That same morning, feeling that she could no longer be a burden to her husband, Virginia put on her overcoat, filled its pockets with stones, walked into the River Ouse near her home and drowned herself. She was 59.
‘It is no good trying to delude oneself that one can escape the consequences of a great catastrophe,’ Leonard later wrote. ‘Virginia’s suicide and the horrible days which followed between her disappearance and the inquest had the effect of a blow both upon the head and the heart.’
After the death of his wife Leonard began a relationship with Trekkie Parsons, a painter and an amateur botanist, whose husband, Ian Parsons, was abroad at the time with the Royal Air Force. For the next three decades Trekkie divided her weeks between the two men; when staying at Leonard’s house in Rodmell she slept in Virginia’s bedroom and worked in her studio.
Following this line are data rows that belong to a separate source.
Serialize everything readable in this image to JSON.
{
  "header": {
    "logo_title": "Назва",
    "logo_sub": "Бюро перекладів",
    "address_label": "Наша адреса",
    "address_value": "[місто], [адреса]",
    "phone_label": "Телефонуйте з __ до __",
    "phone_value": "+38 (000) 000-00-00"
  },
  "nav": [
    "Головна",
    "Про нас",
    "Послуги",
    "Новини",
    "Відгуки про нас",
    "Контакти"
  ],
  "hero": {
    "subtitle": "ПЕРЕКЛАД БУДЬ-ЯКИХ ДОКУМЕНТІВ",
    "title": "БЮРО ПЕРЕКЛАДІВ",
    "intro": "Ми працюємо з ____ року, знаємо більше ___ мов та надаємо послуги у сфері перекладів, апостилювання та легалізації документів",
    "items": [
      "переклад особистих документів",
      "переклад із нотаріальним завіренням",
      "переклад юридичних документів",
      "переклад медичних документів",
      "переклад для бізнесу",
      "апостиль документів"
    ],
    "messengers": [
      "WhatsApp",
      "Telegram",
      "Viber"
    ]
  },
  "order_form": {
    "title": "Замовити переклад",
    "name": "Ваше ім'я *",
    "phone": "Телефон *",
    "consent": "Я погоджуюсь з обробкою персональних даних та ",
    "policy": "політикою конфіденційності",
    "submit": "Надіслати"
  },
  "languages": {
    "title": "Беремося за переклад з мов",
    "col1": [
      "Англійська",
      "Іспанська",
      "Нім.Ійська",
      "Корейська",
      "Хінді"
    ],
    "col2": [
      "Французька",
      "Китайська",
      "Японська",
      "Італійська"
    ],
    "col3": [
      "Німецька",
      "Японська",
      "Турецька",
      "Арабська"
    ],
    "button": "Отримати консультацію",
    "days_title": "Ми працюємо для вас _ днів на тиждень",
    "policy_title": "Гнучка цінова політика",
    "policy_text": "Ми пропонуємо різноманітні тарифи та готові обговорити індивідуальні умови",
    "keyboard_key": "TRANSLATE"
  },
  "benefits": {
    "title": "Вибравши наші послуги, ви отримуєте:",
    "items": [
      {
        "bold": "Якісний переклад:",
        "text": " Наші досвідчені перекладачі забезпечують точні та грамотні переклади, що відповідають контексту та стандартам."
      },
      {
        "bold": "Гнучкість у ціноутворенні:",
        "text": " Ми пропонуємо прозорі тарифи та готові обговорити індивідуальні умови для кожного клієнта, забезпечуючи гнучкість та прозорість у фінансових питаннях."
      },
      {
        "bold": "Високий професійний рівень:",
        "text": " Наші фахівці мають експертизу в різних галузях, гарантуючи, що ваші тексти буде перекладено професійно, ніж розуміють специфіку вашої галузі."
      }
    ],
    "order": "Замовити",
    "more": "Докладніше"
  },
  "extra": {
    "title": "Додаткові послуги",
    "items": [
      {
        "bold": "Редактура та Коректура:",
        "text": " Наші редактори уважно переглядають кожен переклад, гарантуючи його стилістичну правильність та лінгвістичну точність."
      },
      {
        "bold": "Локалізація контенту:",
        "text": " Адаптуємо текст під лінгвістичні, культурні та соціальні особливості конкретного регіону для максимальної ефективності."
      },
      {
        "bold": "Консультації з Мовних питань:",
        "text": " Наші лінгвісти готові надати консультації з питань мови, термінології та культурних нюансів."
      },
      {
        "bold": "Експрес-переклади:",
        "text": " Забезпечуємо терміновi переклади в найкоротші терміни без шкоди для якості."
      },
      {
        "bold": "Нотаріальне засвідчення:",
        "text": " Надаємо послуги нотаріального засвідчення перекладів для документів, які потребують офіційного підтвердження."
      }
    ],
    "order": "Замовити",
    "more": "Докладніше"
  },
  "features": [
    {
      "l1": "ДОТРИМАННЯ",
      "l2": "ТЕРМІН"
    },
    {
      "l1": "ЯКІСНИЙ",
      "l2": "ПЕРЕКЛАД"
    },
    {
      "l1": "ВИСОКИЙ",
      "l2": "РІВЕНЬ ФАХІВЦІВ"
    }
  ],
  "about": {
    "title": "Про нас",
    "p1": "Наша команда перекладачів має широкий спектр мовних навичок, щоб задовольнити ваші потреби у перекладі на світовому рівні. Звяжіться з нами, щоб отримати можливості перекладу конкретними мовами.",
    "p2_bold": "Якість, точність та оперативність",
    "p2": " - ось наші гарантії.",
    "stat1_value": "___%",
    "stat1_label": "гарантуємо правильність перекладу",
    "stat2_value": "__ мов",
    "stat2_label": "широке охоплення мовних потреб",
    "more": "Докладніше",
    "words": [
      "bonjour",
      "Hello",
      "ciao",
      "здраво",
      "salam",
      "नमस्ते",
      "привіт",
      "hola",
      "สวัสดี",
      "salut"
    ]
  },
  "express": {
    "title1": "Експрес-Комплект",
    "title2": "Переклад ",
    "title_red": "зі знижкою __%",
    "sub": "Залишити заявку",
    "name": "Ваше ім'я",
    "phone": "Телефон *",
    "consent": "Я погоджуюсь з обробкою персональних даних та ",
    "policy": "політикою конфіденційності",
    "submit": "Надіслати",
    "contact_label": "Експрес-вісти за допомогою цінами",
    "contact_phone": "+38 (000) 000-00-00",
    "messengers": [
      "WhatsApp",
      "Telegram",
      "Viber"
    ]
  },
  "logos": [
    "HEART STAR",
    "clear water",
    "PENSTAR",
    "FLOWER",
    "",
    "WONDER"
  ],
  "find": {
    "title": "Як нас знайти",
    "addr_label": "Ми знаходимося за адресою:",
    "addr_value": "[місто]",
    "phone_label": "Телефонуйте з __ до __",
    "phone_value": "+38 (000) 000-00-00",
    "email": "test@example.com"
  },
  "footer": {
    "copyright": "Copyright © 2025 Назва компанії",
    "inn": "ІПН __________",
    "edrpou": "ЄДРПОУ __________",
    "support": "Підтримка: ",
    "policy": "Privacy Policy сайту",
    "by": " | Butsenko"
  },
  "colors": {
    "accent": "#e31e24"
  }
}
She was twenty years younger than Leonard.
In the years following Virginia’s death Leonard edited his wife’s diaries for publication, and in doing so was inspired to record his own recollections. He went on to write five volumes of autobiography: Sowing (1960), Growing (1961), Beginning Again (1964), Downhill All the Way (1967) and The Journey not the Arrival Matters (1969). These books reveal his boundless charm, his dry sense of humour and his sympathetic nature. Never before had he bared so much of his soul to the reader or, to use his words, given such a ‘clear spiritual X-ray’ of his character. They were extolled by critics at the time as his finest achievement, the sort of major work that, in his youth, he had sought to write but had been unable to. In the 1930s, he had conceived After the Deluge, his ambitious study of ‘scientific history’, as his masterwork. It was supposed to have the stature of books that his many talented friends had written. Instead it fell swiftly into obscurity and became a minor footnote in Leonard’s career.
The autobiographies faired far better: their success increased Leonard’s income to such a degree that, for the first time in years, Virginia’s royalties no longer added up to ten times more than his own income, but somewhere closer to five times. In the fifty years since their publication, they have seldom been out of print, and are still popular with anybody interested in the Woolfs and the Bloomsbury set.
While working on these books, Leonard lived a peaceful existence at his home in Rodmell. He accepted an honorary doctorate from the then-new University of Sussex in 1964 and the following year was elected a Fellow of the Royal Society of Literature. His health was good and he was even well enough to revisit Ceylon. In April of 1969, however, at the grand age of 88, he suffered a stroke and although his condition improved slightly, he never fully recovered, and died on 14 August 1969 in the early hours of the morning. He was cremated and his ashes scattered alongside his wife’s beneath an elm tree in his much loved garden.